That we must be aware of the enormous heritage we have. Since the book came out there are already bakeries that have closed. That knowledge has already been lost. We must do something with all the cultural advisors of the different councils throughout Spain. Especially from Galicia, which has a heritage of brutal bread. It is unacceptable that Galicia does not have an encyclopedia of multi-volume bread.
We must be envious of the French, the Swiss or the Italians. They value bread more than us. The French have a law of the year 1993 in which they force you to knead, ferment and bake bread to have your own bakery. The Swiss in the sixties set up a national institute dedicated to defending the culture and history of bread. We have a culture of bread that is dying.
A shared publication by Ibán Yarza (@ibanyarza) on Apr 22, 2018 at 1:49 PDT
FIVE BREADS YOU SHOULD KNOW AND WHERE TO FIND THEM
Cañada, in David Muñoz Bakery (Crossing of Perones, 3, Biel, Zaragoza)
“Biel is a few hundred kilometers from Zaragoza, but, in the dark night of the eternal and winding road, one would seem to be traveling in time escorted by deer, rabbits and wild boar in each curve. Barely a hundred souls inhabit this corner of Zaragoza that feels almost Pyrenean, set apart in an unpopulated corner of the depopulated Aragon. David Muñoz carefully elaborates the bread that his father Felix taught him: the glen and the bun. The name of Glen comes from the marks that were made in each in each house with a cane to later recognize them ”.
Large breads, in Alejandro Iglesias Bakery (Plaza Iglesia, s / n, Cillamayor, Palencia)
“Alejandro Iglesias, forty-five years old, pulls a round and golden loaf from Cillamayor from his wood-burning oven while it dawns below zero to almost a thousand meters of altitude. This town of just fifty inhabitants is in the northern limit of Palencia and announces its summits. The population has reduced a lot, but the region lived for almost two centuries the trajín of the exploitation of the coal mines ”.
Easter cake of Panadería Moreno (Torreagüera, Murcia) © Abraham Rivera
Easter cake, in Panadería Moreno (José Alegría Nicolás, 2, Torreagüera, Murcia)
“Easter cake is a typical Christmas fermented dough, but that is consumed today throughout the year. In Torreagüera, the Moreno brothers teach me this incredible elaboration. The crescent (bread dough) is mixed with large amounts of fried almonds, cooked sweet potatoes, orange juice, matalahúva grains and aniseed spirits. With all this load, the resulting dough is almost liquid and would seem to be unfit for baking, but after twenty-four hours of fermentation the miracle works: a superlative product. "
Loaf, in Bakery Montserrat Lopez (B.º Central, 5, Quintana de Valdivielso, Burgos)
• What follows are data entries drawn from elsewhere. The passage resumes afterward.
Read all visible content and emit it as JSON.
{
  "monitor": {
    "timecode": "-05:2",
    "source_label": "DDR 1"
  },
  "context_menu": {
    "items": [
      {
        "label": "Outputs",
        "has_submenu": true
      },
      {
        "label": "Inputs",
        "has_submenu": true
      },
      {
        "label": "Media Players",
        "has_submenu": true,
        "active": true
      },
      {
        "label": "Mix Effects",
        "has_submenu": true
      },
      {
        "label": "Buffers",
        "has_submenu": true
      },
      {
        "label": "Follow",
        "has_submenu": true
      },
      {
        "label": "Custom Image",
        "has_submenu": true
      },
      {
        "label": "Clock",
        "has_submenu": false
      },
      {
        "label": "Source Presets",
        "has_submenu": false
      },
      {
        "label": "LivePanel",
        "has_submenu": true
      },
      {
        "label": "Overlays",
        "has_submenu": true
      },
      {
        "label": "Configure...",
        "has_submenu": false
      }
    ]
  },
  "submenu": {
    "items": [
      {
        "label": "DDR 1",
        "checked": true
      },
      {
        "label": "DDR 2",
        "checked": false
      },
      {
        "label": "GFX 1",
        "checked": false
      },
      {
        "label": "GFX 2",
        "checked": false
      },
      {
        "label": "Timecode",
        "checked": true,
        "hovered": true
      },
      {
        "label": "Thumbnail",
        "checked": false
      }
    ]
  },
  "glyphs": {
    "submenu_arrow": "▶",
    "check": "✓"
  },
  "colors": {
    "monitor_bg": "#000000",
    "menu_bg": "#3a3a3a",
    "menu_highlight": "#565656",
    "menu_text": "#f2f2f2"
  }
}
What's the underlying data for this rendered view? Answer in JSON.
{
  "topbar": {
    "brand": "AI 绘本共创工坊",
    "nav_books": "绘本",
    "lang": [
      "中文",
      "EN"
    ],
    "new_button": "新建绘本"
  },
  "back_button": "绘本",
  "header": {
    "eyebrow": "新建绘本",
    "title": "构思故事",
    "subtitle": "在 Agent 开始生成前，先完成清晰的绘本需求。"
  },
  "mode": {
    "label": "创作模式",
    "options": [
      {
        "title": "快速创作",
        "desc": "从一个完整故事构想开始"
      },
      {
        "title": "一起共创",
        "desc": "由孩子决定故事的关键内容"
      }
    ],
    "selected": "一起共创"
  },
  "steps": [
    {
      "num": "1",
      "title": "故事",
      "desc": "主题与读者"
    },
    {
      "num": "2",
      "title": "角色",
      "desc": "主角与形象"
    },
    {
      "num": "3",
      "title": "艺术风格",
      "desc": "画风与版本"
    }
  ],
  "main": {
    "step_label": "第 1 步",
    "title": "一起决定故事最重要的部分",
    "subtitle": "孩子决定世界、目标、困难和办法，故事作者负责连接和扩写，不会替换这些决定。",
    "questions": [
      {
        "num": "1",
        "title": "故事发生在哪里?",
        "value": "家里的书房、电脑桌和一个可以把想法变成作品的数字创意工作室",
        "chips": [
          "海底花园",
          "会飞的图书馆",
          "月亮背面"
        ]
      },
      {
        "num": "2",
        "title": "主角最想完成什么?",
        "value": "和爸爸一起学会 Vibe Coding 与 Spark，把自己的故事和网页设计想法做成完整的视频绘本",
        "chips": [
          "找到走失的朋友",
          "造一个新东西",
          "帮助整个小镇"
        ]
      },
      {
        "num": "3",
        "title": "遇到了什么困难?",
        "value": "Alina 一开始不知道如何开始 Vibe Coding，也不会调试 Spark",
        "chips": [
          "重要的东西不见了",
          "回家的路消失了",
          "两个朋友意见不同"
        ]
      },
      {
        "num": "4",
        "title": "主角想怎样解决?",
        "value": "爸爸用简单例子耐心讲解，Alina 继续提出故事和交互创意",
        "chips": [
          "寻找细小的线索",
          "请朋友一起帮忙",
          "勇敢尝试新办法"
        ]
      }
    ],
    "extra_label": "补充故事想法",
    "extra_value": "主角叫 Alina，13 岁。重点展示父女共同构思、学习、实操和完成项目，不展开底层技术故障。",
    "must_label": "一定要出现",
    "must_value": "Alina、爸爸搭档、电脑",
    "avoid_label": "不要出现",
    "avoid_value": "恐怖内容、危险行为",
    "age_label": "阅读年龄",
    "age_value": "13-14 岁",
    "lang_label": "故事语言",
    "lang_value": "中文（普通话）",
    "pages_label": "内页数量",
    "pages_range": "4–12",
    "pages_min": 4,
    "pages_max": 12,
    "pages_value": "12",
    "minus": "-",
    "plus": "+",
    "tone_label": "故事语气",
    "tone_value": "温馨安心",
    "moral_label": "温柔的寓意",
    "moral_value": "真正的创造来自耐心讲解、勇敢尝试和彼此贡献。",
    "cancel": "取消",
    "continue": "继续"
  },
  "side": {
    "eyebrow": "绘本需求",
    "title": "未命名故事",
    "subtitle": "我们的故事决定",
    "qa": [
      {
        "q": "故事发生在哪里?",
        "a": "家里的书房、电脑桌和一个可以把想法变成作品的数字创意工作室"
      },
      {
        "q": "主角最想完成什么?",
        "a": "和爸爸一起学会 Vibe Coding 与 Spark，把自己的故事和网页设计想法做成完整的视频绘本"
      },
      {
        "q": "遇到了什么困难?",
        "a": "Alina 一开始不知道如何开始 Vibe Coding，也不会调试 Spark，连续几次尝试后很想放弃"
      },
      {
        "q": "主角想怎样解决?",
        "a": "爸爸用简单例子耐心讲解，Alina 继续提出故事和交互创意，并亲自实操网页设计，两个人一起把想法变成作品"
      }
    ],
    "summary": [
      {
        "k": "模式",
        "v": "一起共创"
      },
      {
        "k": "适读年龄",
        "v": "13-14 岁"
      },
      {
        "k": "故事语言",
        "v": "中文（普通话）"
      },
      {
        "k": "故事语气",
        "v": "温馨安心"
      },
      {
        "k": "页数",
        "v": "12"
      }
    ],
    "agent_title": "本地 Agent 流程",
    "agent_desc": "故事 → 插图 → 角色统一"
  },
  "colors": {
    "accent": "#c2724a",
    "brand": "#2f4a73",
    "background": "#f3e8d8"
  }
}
“Baker Montse Lopez transfers the cakes and loaves to the shovel with a masterful blow of the wrist. I have not met many people with the ease and self-confidence with the shovel that this woman from Quintana de Valdivieso has, in the north of Burgos. During the fermentation, the pieces already formed rest in the masseurs (the fabrics), and it is usual to help themselves with a small palette to pass them from there to the big shovel of the oven. Working alone, by force, Montse had to learn to skip that intermediate step, and giving the cloth a dry tug flips the loaves, which rotate in the air until they land on their master shovel. ”
Mari and Montse, two generations of bakers in Quintana de Valdivieso, Burgos © Abraham Rivera
Bread baked with anise, 100% Bread and pastry (La Graciosa, 4, Playa San Juan, Santa Cruz de Tenerife)
“In Playa de San Juan (Tenerife), Alexis García also learned bakery at home. However, he always had a lot of restlessness, wanted to learn and do new things, which sometimes clashes with the more traditional family business plans, and practically led him to hate the bakery. With a thoughtful voice, he remembers that luckily he had the opportunity to go to a bakery in Strasbourg, where he realized that he had lost time and saw what he really wanted to do. Ten years ago he opened his business, in which, in addition to bread, he makes a high-level bakery (Alexis is a baker with the soul of a baker). ”
The bread baked with aniseed by Alexis García © Abraham Rivera